- _EXERCISE PROMPT_
An exact copy of the data is required. No picture may appear in it.

===

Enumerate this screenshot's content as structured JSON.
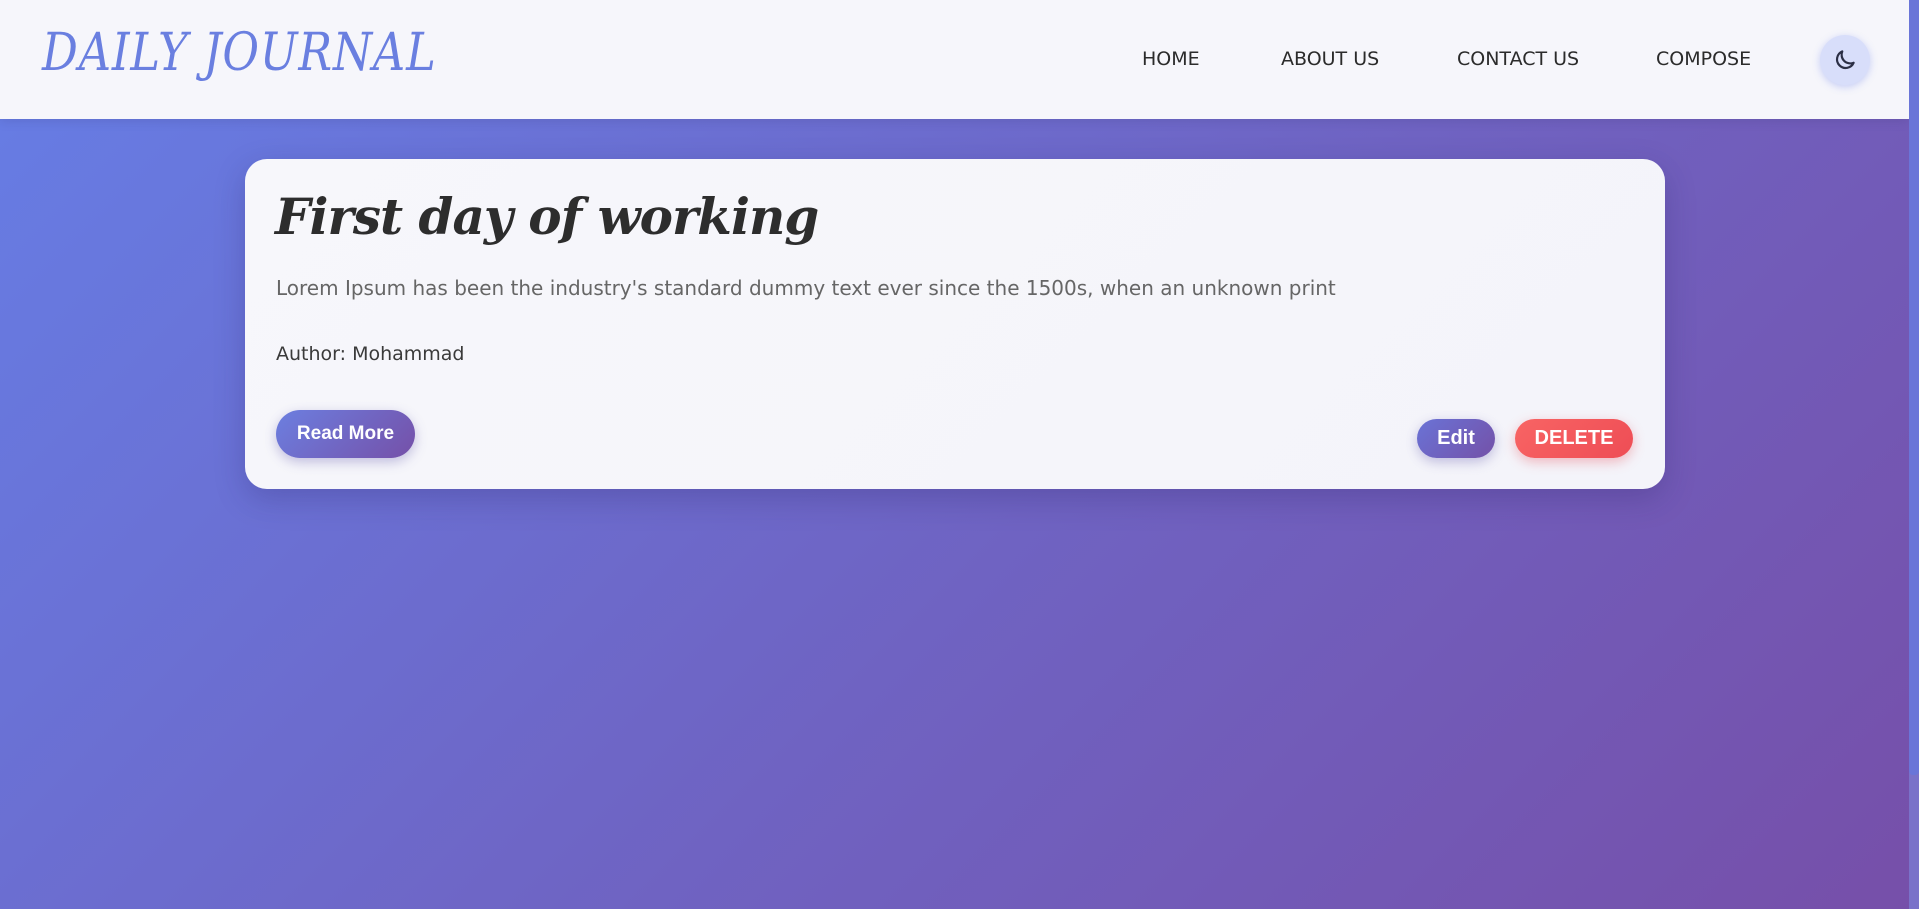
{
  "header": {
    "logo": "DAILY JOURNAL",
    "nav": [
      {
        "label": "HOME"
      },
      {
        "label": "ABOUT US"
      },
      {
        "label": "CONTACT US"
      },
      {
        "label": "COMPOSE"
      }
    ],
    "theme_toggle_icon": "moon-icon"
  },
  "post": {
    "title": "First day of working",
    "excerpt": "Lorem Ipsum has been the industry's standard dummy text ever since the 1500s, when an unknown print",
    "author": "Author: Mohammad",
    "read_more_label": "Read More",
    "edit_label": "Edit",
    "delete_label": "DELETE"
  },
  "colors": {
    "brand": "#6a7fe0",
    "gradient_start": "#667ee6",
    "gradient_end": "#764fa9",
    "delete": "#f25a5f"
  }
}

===

- _TASK RESULT_
Enumerate this screenshot's content as structured JSON.
{
  "header": {
    "logo": "DAILY JOURNAL",
    "nav": [
      {
        "label": "HOME"
      },
      {
        "label": "ABOUT US"
      },
      {
        "label": "CONTACT US"
      },
      {
        "label": "COMPOSE"
      }
    ],
    "theme_toggle_icon": "moon-icon"
  },
  "post": {
    "title": "First day of working",
    "excerpt": "Lorem Ipsum has been the industry's standard dummy text ever since the 1500s, when an unknown print",
    "author": "Author: Mohammad",
    "read_more_label": "Read More",
    "edit_label": "Edit",
    "delete_label": "DELETE"
  },
  "colors": {
    "brand": "#6a7fe0",
    "gradient_start": "#667ee6",
    "gradient_end": "#764fa9",
    "delete": "#f25a5f"
  }
}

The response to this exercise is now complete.